More than a quarter million sockeye salmon are in hot water – literally. As they return to the Columbia River to spawn, many of these fish are dying due to warming water, according to the Associated Press.
According to local and state fishery biologists, water is 5 to 6 degrees warmer than it was in years past. The temperature rise is decimating half the population of salmon returning from the ocean, according to the AP.
Record-breaking heat and limited snowmelt are factors that make life for these salmon unsustainable, according to the Seattle Times. The rise in temperature kills these salmon by weakening their immune systems, ultimately leading to death by infection.
In this area alone, 13 species of salmon and steelhead are listed as endangered or threatened, according to the Washington State Recreation and Conservation Office.
Officials are trying everything they can to cool down the waters along the Columbia River, releasing cold water from surround reservoirs, according to the AP.
Rain could offer some relief by bringing temperatures down drastically. If the river doesn't get some relief soon, the temperatures will continue to rise and more salmon will die before making it to their destination in Canada, according to the Seattle Times.
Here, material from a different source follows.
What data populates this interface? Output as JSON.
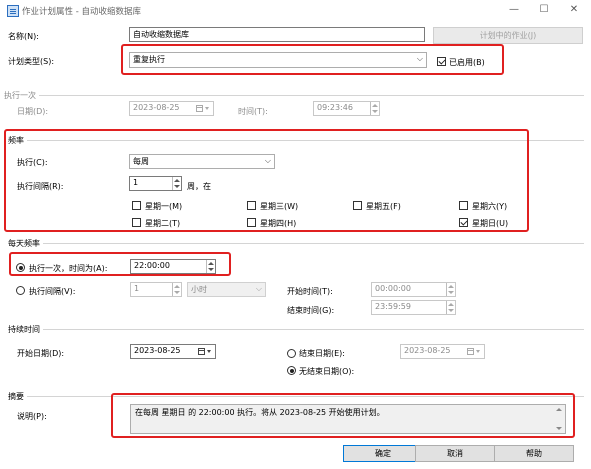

Long-term climate change raises concerns for salmon in this area, and safe migration may be threatened for years to come.